UK Court upholds common sense for passports

UK Court upholds common sense for passports

Finally, a win for common sense.

A UK court has ruled that scientific, biological facts hold more weight than feelings when it comes to identity on passports.

A court has ruled that people cannot have passports with their gender unspecified. Campaigner Christie Elan-Cane brought a challenge to the Court of Appeal arguing that passports with ‘X’ instead of gender should be available. They believe the UK’s passport application process, which requires individuals to indicate whether they are male or female, is ‘inherently discriminatory’.

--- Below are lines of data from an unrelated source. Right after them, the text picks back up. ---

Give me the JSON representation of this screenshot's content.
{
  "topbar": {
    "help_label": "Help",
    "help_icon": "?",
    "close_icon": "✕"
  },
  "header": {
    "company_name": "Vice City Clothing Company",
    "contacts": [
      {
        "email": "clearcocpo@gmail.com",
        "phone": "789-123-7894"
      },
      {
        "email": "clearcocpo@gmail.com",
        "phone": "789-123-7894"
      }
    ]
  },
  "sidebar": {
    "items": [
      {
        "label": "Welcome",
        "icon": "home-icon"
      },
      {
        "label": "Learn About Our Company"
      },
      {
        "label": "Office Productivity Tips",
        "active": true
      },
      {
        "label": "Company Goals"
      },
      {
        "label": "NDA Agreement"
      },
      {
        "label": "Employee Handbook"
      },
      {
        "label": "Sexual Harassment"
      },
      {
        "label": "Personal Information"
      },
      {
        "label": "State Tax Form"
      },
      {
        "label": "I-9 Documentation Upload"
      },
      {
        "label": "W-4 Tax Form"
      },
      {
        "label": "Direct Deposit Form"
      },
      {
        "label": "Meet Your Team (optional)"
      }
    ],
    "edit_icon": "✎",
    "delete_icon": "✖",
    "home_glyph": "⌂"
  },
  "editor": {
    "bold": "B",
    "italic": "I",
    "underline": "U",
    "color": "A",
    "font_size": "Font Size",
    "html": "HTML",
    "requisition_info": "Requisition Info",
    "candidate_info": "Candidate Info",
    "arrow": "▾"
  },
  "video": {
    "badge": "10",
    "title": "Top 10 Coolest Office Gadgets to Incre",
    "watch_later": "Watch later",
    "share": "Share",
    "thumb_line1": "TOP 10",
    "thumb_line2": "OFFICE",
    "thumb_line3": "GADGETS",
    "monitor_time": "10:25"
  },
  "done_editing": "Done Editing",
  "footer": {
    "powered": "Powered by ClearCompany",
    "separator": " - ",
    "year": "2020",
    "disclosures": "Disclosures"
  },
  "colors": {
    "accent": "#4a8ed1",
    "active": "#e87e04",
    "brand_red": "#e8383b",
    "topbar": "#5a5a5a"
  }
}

At the December hearing, Kate Gallafent QC, for Elan-Cane, told the judges: ‘This is an important case in the anxious context of the proper understanding and respect for the intimate, human rights of the affected class – persons whose gender identity is neither, or neither exclusively, male nor female.’

But Lady Justice Eleanor King read out a ruling at the Court of Appeal today saying: ‘There can be little more central to a citizen’s private life than gender. ‘In this case, however, the passport issue cannot reasonably be considered in isolation, given that the driver for change is the notion of respect for gender identity across the board.

‘The court finds that there was no positive obligation on the state to provide an ‘X’ marker in order to ensure the right of the Appellant to respect for private life.

There is no discrimination when it comes to official identity documents. Citizens can have a wide range of feelings, that could never practically be covered on an identity document. Simple identification facts can be easily listed.

Binary spokeswoman, Kirralie Smith, celebrated the win.

“It is complete nonsense to even consider recording people’s feelings or personality traits on an identity document as important as a passport. Human beings are either male or female (or intersex). There is clear, scientific evidence to prove it. Gender identity is based on feelings with no supporting evidence other than a person’s say so. This court’s decision is the right one”